→ Task prompt
An exact copy of all entries is the expected answer.

→ Data to process
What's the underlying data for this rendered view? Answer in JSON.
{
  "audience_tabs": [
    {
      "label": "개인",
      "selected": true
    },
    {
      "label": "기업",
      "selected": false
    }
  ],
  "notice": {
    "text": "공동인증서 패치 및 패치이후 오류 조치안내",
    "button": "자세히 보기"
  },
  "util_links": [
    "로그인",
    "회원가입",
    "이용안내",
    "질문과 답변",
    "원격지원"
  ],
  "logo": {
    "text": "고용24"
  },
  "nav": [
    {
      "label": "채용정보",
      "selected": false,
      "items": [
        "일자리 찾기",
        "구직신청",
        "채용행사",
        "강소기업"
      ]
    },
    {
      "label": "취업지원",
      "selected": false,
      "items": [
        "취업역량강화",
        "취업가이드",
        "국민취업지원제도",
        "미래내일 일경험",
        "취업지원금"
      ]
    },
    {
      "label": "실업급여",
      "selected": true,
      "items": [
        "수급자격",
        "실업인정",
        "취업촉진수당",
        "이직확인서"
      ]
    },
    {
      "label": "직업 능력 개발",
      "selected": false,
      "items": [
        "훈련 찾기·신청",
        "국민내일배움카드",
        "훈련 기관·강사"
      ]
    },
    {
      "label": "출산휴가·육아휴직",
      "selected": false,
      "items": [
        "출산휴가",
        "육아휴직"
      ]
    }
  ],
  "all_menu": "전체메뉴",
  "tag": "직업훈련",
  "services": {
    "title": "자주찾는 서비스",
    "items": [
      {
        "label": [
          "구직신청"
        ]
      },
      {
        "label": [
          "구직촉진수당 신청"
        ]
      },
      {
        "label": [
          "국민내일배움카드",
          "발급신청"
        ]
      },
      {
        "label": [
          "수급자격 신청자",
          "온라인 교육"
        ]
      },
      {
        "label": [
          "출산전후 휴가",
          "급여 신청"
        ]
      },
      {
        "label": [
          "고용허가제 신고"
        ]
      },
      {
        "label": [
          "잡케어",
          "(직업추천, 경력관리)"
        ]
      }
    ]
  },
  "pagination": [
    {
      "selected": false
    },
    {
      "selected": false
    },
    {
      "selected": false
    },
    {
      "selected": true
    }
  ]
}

→ Task response
What's the underlying data for this rendered view? Answer in JSON.
{
  "audience_tabs": [
    {
      "label": "개인",
      "selected": true
    },
    {
      "label": "기업",
      "selected": false
    }
  ],
  "notice": {
    "text": "공동인증서 패치 및 패치이후 오류 조치안내",
    "button": "자세히 보기"
  },
  "util_links": [
    "로그인",
    "회원가입",
    "이용안내",
    "질문과 답변",
    "원격지원"
  ],
  "logo": {
    "text": "고용24"
  },
  "nav": [
    {
      "label": "채용정보",
      "selected": false,
      "items": [
        "일자리 찾기",
        "구직신청",
        "채용행사",
        "강소기업"
      ]
    },
    {
      "label": "취업지원",
      "selected": false,
      "items": [
        "취업역량강화",
        "취업가이드",
        "국민취업지원제도",
        "미래내일 일경험",
        "취업지원금"
      ]
    },
    {
      "label": "실업급여",
      "selected": true,
      "items": [
        "수급자격",
        "실업인정",
        "취업촉진수당",
        "이직확인서"
      ]
    },
    {
      "label": "직업 능력 개발",
      "selected": false,
      "items": [
        "훈련 찾기·신청",
        "국민내일배움카드",
        "훈련 기관·강사"
      ]
    },
    {
      "label": "출산휴가·육아휴직",
      "selected": false,
      "items": [
        "출산휴가",
        "육아휴직"
      ]
    }
  ],
  "all_menu": "전체메뉴",
  "tag": "직업훈련",
  "services": {
    "title": "자주찾는 서비스",
    "items": [
      {
        "label": [
          "구직신청"
        ]
      },
      {
        "label": [
          "구직촉진수당 신청"
        ]
      },
      {
        "label": [
          "국민내일배움카드",
          "발급신청"
        ]
      },
      {
        "label": [
          "수급자격 신청자",
          "온라인 교육"
        ]
      },
      {
        "label": [
          "출산전후 휴가",
          "급여 신청"
        ]
      },
      {
        "label": [
          "고용허가제 신고"
        ]
      },
      {
        "label": [
          "잡케어",
          "(직업추천, 경력관리)"
        ]
      }
    ]
  },
  "pagination": [
    {
      "selected": false
    },
    {
      "selected": false
    },
    {
      "selected": false
    },
    {
      "selected": true
    }
  ]
}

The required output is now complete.